Health Expenditure Bulletin No. 12 shows that Australia as a nation spent $38.5 billion or 8.4% of Gross Domestic Product on health services during 1994-95.
This continues the decline from 1993-94 when health services expenditure, as a proportion of GDP, fell from 8.6% in 1992-93 to 8.5% in 1993-94.
The fall in the health services expenditure to GDP ratio is largely the result of two factors-growth for health expenditure being lower than that for GDP and a period of two years during which health services prices rose at a slower rate than general prices.
Average spending on health services per Australian was $2,145 in 1994-95, an increase of $89 over the 1993-94 level.
The Institute's health economist, Mr John Goss, said that this study showed that 'growth rates in expenditure on institutional services such as public hospitals and nursing homes, where governments have been able to exercise considerable control on prices and expenditure, have been below the overall average.'
'However, growth in expenditure on non-institutional health care such as private medical services and pharmaceuticals continued to exceed the average, as did expenditure on private hospital services.'
'For example, between 1988-89 and 1993-94 growth in real expenditure on both pharmaceuticals and private hospitals averaged 8.2% per year.'
The study also shows that the proportions of funding for health services expenditure from the government and non-government sectors have remained steady since 1988-89, with governments providing about 68% of total funding for health services.
The study compares Australia's health expenditure with that of eight other OECD countries-Canada, France, Germany, Japan, New Zealand, Sweden, the United Kingdom and the United States. Australia was ranked sixth in terms of the proportion of GDP devoted to health services expenditure in 1993-94.

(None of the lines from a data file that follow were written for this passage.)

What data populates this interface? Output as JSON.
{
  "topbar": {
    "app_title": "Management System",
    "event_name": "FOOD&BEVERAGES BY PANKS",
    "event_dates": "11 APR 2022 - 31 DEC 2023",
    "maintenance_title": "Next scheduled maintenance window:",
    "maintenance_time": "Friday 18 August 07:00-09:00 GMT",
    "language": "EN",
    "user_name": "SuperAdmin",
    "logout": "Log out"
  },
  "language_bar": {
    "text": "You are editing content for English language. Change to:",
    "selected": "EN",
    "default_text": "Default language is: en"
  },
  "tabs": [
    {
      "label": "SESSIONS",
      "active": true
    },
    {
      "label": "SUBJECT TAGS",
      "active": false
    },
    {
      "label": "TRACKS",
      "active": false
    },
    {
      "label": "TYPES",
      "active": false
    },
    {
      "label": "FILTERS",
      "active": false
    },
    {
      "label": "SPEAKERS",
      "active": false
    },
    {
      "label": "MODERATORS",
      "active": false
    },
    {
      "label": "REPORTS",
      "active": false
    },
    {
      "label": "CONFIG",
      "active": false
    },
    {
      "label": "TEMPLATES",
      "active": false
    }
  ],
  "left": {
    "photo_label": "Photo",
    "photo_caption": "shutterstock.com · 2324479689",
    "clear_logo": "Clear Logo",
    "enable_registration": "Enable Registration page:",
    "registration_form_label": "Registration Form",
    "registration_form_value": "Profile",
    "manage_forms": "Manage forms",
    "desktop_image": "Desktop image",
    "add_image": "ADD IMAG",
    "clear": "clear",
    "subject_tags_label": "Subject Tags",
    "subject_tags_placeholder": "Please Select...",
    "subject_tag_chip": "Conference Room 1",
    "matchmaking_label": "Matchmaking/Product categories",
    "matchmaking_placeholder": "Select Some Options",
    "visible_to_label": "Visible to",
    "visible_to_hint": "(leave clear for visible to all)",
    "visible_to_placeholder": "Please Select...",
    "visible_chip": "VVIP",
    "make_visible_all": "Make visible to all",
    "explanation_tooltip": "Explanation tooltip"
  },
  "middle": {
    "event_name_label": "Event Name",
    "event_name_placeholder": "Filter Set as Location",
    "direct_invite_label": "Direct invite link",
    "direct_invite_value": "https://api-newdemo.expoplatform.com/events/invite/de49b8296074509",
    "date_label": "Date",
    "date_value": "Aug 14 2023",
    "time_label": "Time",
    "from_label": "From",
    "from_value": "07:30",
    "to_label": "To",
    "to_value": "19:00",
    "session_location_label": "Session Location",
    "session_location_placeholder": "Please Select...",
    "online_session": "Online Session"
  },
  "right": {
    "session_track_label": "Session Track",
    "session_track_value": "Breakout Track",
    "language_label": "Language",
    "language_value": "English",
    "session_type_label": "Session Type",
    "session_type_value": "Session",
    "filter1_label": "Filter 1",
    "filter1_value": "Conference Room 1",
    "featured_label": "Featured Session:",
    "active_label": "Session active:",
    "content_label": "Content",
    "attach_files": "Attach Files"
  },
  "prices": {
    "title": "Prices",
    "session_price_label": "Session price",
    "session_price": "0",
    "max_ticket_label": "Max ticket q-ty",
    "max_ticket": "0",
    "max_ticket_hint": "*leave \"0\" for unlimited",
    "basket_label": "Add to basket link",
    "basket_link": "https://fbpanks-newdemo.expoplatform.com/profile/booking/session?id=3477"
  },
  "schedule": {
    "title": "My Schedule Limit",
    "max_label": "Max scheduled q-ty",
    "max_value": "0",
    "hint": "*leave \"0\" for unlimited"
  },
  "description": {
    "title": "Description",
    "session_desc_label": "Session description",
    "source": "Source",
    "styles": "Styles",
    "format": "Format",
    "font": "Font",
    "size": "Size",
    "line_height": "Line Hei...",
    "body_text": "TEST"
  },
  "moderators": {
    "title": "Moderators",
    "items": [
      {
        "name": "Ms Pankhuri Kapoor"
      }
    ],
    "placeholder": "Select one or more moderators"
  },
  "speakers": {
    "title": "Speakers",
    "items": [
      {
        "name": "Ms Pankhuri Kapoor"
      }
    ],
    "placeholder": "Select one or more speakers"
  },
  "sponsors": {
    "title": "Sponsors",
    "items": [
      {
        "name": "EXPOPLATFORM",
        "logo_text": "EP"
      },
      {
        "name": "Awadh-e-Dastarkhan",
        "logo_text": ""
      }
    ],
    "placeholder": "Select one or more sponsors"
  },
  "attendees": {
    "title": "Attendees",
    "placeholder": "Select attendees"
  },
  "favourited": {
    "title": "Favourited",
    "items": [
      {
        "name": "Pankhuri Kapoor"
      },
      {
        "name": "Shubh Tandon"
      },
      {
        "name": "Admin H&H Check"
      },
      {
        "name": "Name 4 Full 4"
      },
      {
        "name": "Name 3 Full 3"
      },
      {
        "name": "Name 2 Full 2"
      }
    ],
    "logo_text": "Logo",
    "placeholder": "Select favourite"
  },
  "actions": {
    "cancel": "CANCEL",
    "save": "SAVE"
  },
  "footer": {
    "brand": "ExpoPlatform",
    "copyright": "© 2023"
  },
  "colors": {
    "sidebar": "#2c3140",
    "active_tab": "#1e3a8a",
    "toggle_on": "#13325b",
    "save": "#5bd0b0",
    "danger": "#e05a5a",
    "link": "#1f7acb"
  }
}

A major factor in Australia's ability to maintain this 'middle ranking' was the capacity of its health system to control health inflation.